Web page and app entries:
+ + + + +

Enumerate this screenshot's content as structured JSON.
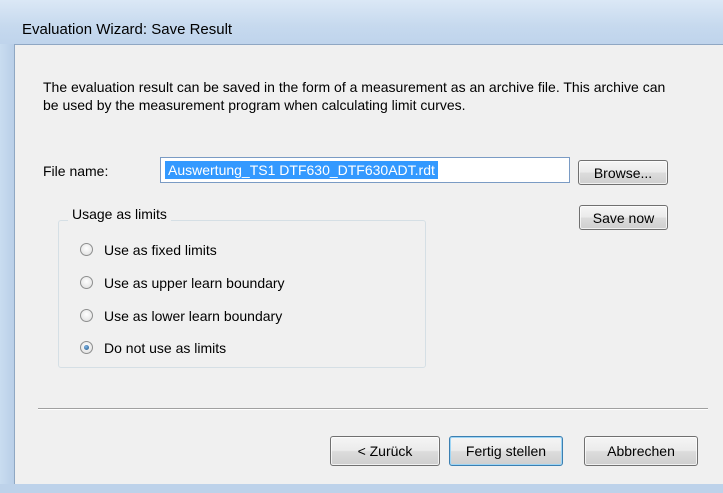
{
  "window": {
    "title": "Evaluation Wizard: Save Result"
  },
  "description": "The evaluation result can be saved in the form of a measurement as an archive file. This archive can be used by the measurement program when calculating limit curves.",
  "file": {
    "label": "File name:",
    "value": "Auswertung_TS1 DTF630_DTF630ADT.rdt",
    "browse_label": "Browse...",
    "save_now_label": "Save now"
  },
  "usage_group": {
    "label": "Usage as limits",
    "options": [
      {
        "label": "Use as fixed limits",
        "checked": false
      },
      {
        "label": "Use as upper learn boundary",
        "checked": false
      },
      {
        "label": "Use as lower learn boundary",
        "checked": false
      },
      {
        "label": "Do not use as limits",
        "checked": true
      }
    ]
  },
  "footer": {
    "back_label": "< Zurück",
    "finish_label": "Fertig stellen",
    "cancel_label": "Abbrechen"
  }
}
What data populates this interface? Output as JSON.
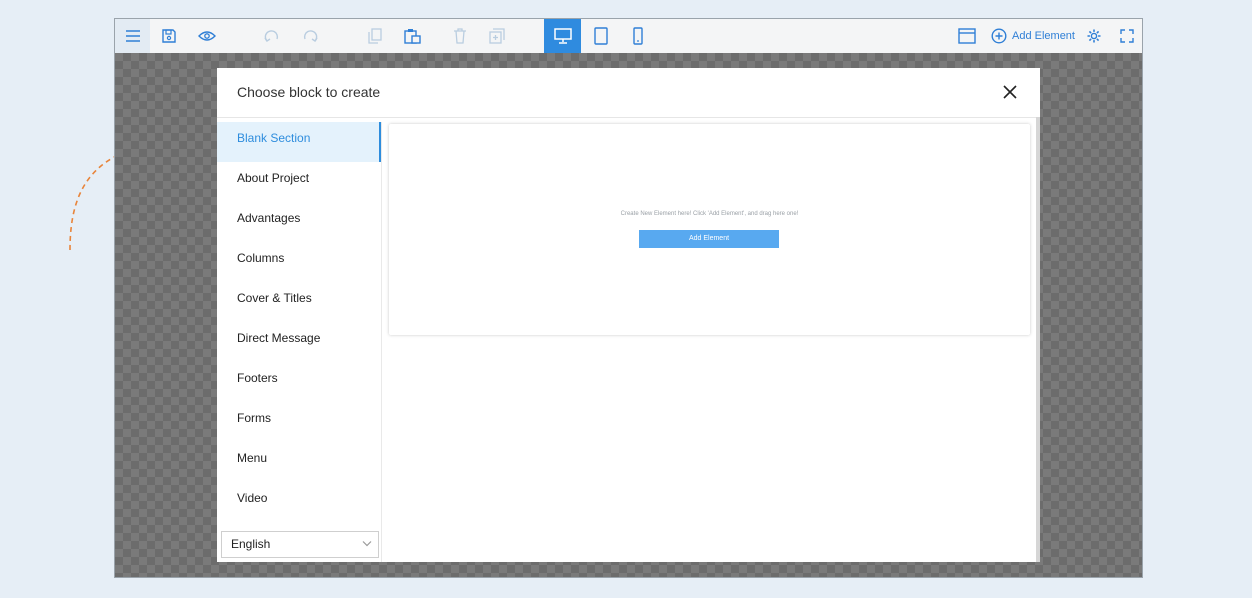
{
  "toolbar": {
    "add_element_label": "Add Element",
    "icons": [
      "menu-icon",
      "save-icon",
      "preview-eye-icon",
      "undo-icon",
      "redo-icon",
      "copy-icon",
      "paste-icon",
      "delete-icon",
      "duplicate-icon",
      "desktop-icon",
      "tablet-icon",
      "mobile-icon",
      "layout-icon",
      "add-circle-icon",
      "settings-gear-icon",
      "fullscreen-icon"
    ]
  },
  "modal": {
    "title": "Choose block to create",
    "categories": [
      {
        "label": "Blank Section",
        "active": true
      },
      {
        "label": "About Project"
      },
      {
        "label": "Advantages"
      },
      {
        "label": "Columns"
      },
      {
        "label": "Cover & Titles"
      },
      {
        "label": "Direct Message"
      },
      {
        "label": "Footers"
      },
      {
        "label": "Forms"
      },
      {
        "label": "Menu"
      },
      {
        "label": "Video"
      }
    ],
    "language": "English",
    "preview": {
      "hint": "Create New Element here! Click 'Add Element', and drag here one!",
      "button_label": "Add Element"
    }
  },
  "colors": {
    "accent": "#2f8bdf",
    "background": "#e6eef6",
    "decoration": "#e8843a"
  }
}
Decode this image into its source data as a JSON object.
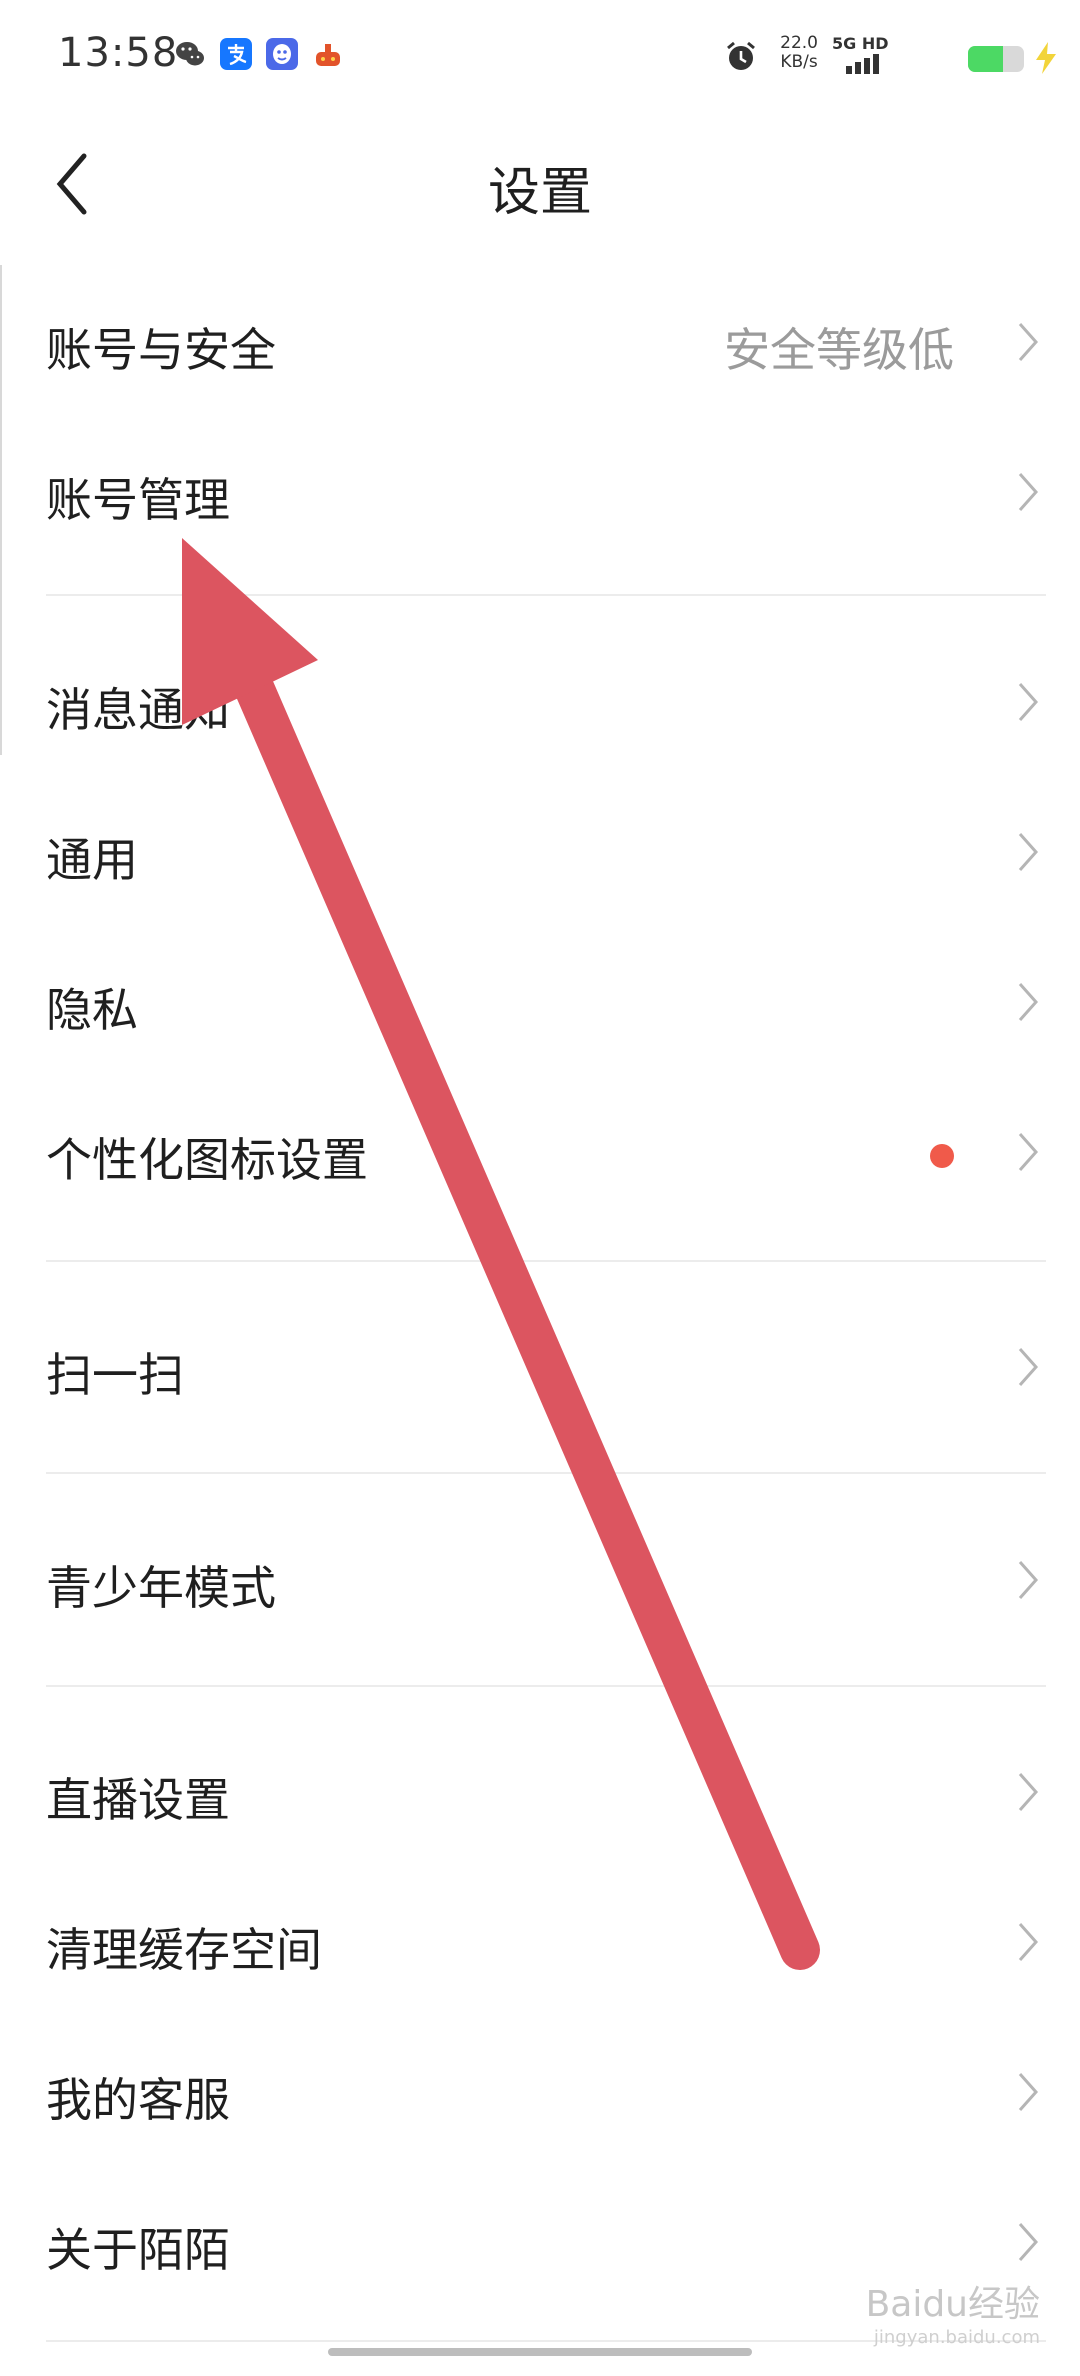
{
  "status_bar": {
    "time": "13:58",
    "net_speed_value": "22.0",
    "net_speed_unit": "KB/s",
    "network_label": "5G HD",
    "battery_level": 0.62,
    "icons": [
      "wechat-icon",
      "alipay-icon",
      "qq-icon",
      "game-icon",
      "alarm-icon",
      "signal-icon",
      "battery-icon",
      "charging-icon"
    ]
  },
  "header": {
    "title": "设置"
  },
  "settings": {
    "items": [
      {
        "label": "账号与安全",
        "value": "安全等级低"
      },
      {
        "label": "账号管理"
      },
      {
        "label": "消息通知"
      },
      {
        "label": "通用"
      },
      {
        "label": "隐私"
      },
      {
        "label": "个性化图标设置"
      },
      {
        "label": "扫一扫"
      },
      {
        "label": "青少年模式"
      },
      {
        "label": "直播设置"
      },
      {
        "label": "清理缓存空间"
      },
      {
        "label": "我的客服"
      },
      {
        "label": "关于陌陌"
      }
    ]
  },
  "colors": {
    "accent_dot": "#f05a4a",
    "annotation_arrow": "#dc5560",
    "battery_fill": "#4cd964"
  },
  "watermark": {
    "text": "Baidu经验",
    "url_text": "jingyan.baidu.com"
  }
}
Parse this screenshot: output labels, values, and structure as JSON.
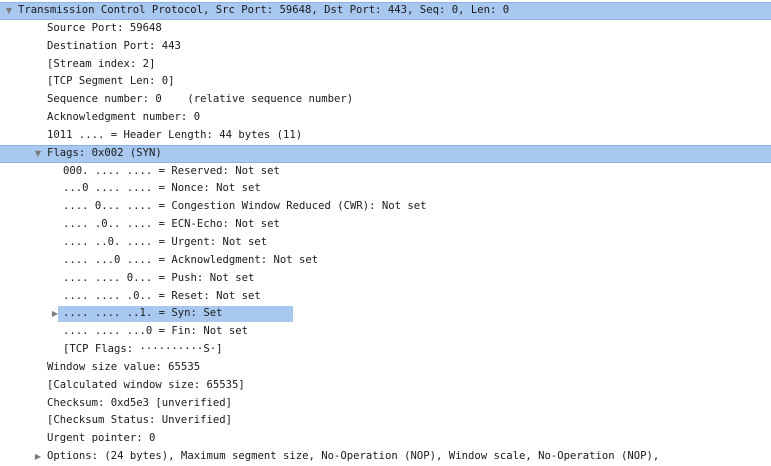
{
  "tcp": {
    "header": "Transmission Control Protocol, Src Port: 59648, Dst Port: 443, Seq: 0, Len: 0",
    "source_port": "Source Port: 59648",
    "destination_port": "Destination Port: 443",
    "stream_index": "[Stream index: 2]",
    "segment_len": "[TCP Segment Len: 0]",
    "sequence_number": "Sequence number: 0    (relative sequence number)",
    "ack_number": "Acknowledgment number: 0",
    "header_length": "1011 .... = Header Length: 44 bytes (11)",
    "flags": {
      "label": "Flags: 0x002 (SYN)",
      "items": [
        "000. .... .... = Reserved: Not set",
        "...0 .... .... = Nonce: Not set",
        ".... 0... .... = Congestion Window Reduced (CWR): Not set",
        ".... .0.. .... = ECN-Echo: Not set",
        ".... ..0. .... = Urgent: Not set",
        ".... ...0 .... = Acknowledgment: Not set",
        ".... .... 0... = Push: Not set",
        ".... .... .0.. = Reset: Not set",
        ".... .... ..1. = Syn: Set",
        ".... .... ...0 = Fin: Not set",
        "[TCP Flags: ··········S·]"
      ]
    },
    "window_size": "Window size value: 65535",
    "calc_window_size": "[Calculated window size: 65535]",
    "checksum": "Checksum: 0xd5e3 [unverified]",
    "checksum_status": "[Checksum Status: Unverified]",
    "urgent_pointer": "Urgent pointer: 0",
    "options": "Options: (24 bytes), Maximum segment size, No-Operation (NOP), Window scale, No-Operation (NOP),"
  },
  "icons": {
    "expanded": "▼",
    "collapsed": "▶"
  },
  "colors": {
    "selection": "#a9c8ef",
    "text": "#1a1a1a"
  }
}
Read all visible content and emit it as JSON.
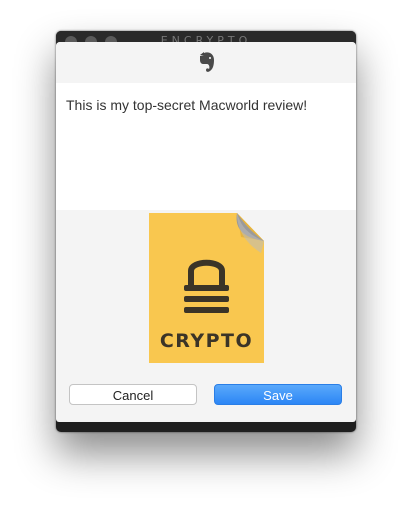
{
  "window": {
    "title": "ENCRYPTO"
  },
  "note": {
    "text": "This is my top-secret Macworld review!"
  },
  "file_icon": {
    "label": "CRYPTO",
    "color": "#f9c74f"
  },
  "buttons": {
    "cancel_label": "Cancel",
    "save_label": "Save"
  },
  "colors": {
    "accent": "#2c86f5"
  }
}
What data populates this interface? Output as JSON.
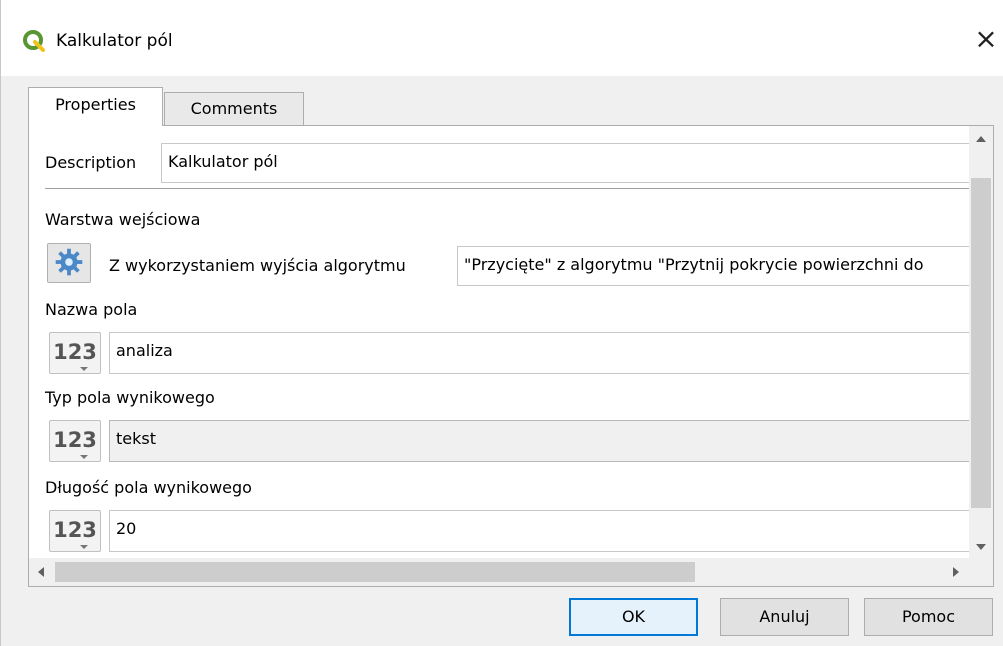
{
  "window": {
    "title": "Kalkulator pól",
    "close_label": "×"
  },
  "tabs": [
    {
      "label": "Properties",
      "active": true
    },
    {
      "label": "Comments",
      "active": false
    }
  ],
  "form": {
    "description_label": "Description",
    "description_value": "Kalkulator pól",
    "input_layer": {
      "label": "Warstwa wejściowa",
      "mode_label": "Z wykorzystaniem wyjścia algorytmu",
      "value": "\"Przycięte\" z algorytmu \"Przytnij pokrycie powierzchni do"
    },
    "field_name": {
      "label": "Nazwa pola",
      "button": "123",
      "value": "analiza"
    },
    "field_type": {
      "label": "Typ pola wynikowego",
      "button": "123",
      "value": "tekst"
    },
    "field_length": {
      "label": "Długość pola wynikowego",
      "button": "123",
      "value": "20"
    }
  },
  "buttons": {
    "ok": "OK",
    "cancel": "Anuluj",
    "help": "Pomoc"
  },
  "colors": {
    "qgis_green": "#589632",
    "default_button_border": "#0078d7",
    "algorithm_icon": "#4a88c8"
  },
  "icons": {
    "app": "qgis-logo-icon",
    "algorithm": "gear-algorithm-icon",
    "number_source": "number-123-icon"
  }
}
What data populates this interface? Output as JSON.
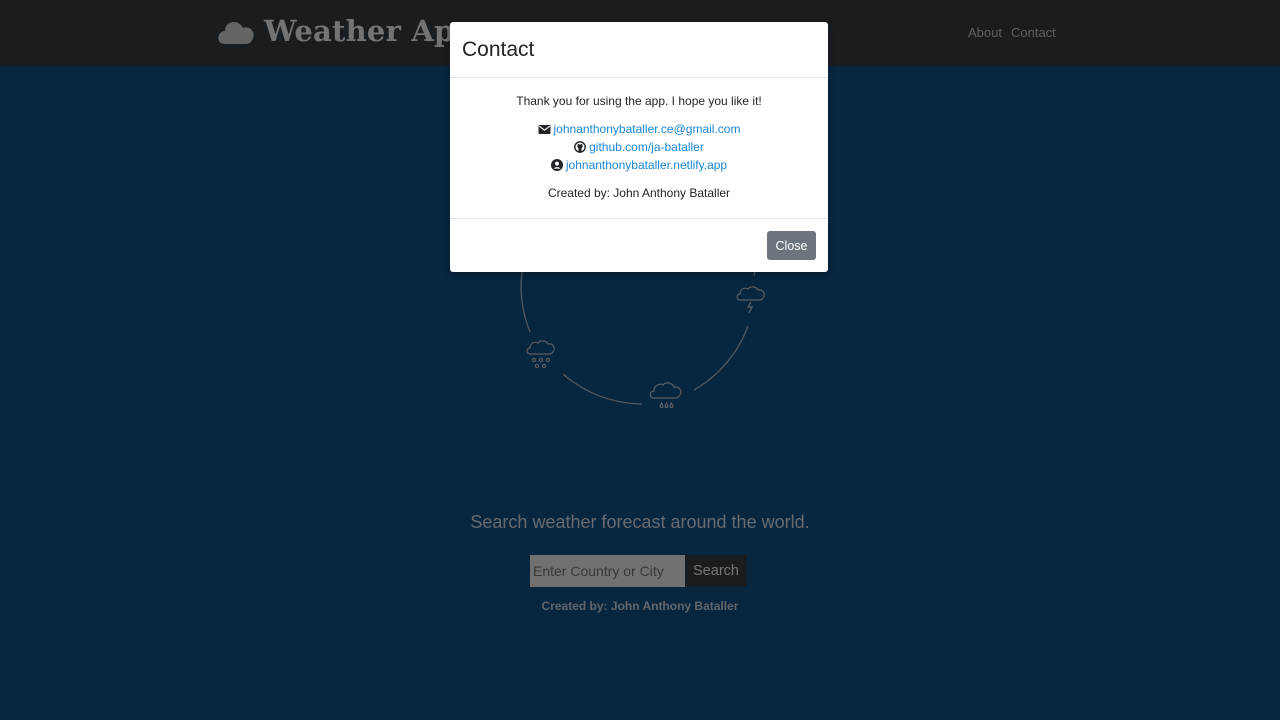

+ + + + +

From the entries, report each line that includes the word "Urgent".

        ".... ..0. .... = Urgent: Not set",
    "urgent_pointer": "Urgent pointer: 0",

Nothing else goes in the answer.